_Task directions_
Every line that contains the word "icon" should be copied from the records below.

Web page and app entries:
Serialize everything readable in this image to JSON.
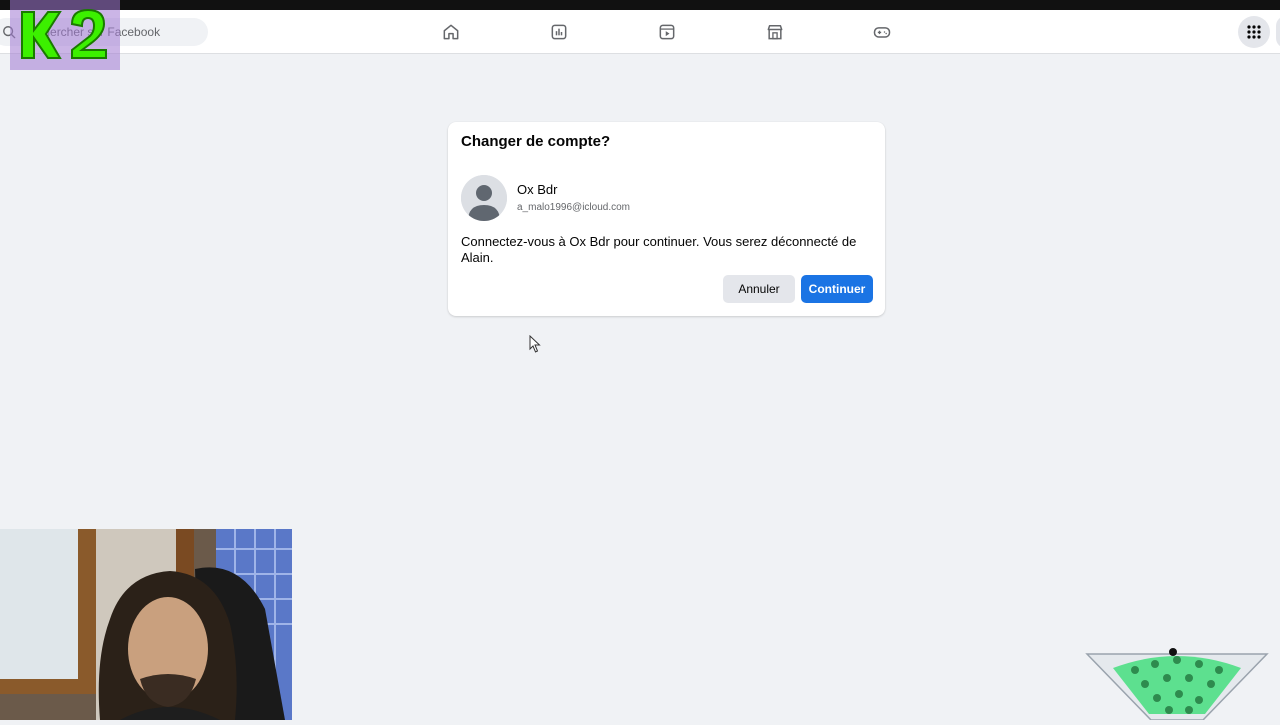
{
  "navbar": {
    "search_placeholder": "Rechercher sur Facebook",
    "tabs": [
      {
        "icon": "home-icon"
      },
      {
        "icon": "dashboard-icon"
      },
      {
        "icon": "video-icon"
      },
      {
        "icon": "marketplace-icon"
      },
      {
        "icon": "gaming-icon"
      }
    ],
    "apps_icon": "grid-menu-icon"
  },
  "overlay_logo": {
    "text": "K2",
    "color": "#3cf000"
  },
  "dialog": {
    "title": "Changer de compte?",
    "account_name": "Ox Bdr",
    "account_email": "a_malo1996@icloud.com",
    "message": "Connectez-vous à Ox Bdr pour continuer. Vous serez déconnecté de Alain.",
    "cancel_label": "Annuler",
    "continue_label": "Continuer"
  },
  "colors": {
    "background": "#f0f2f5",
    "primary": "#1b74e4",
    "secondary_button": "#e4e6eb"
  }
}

_Answer below_
        "icon": "home-icon"
        "icon": "dashboard-icon"
        "icon": "video-icon"
        "icon": "marketplace-icon"
        "icon": "gaming-icon"
    "apps_icon": "grid-menu-icon"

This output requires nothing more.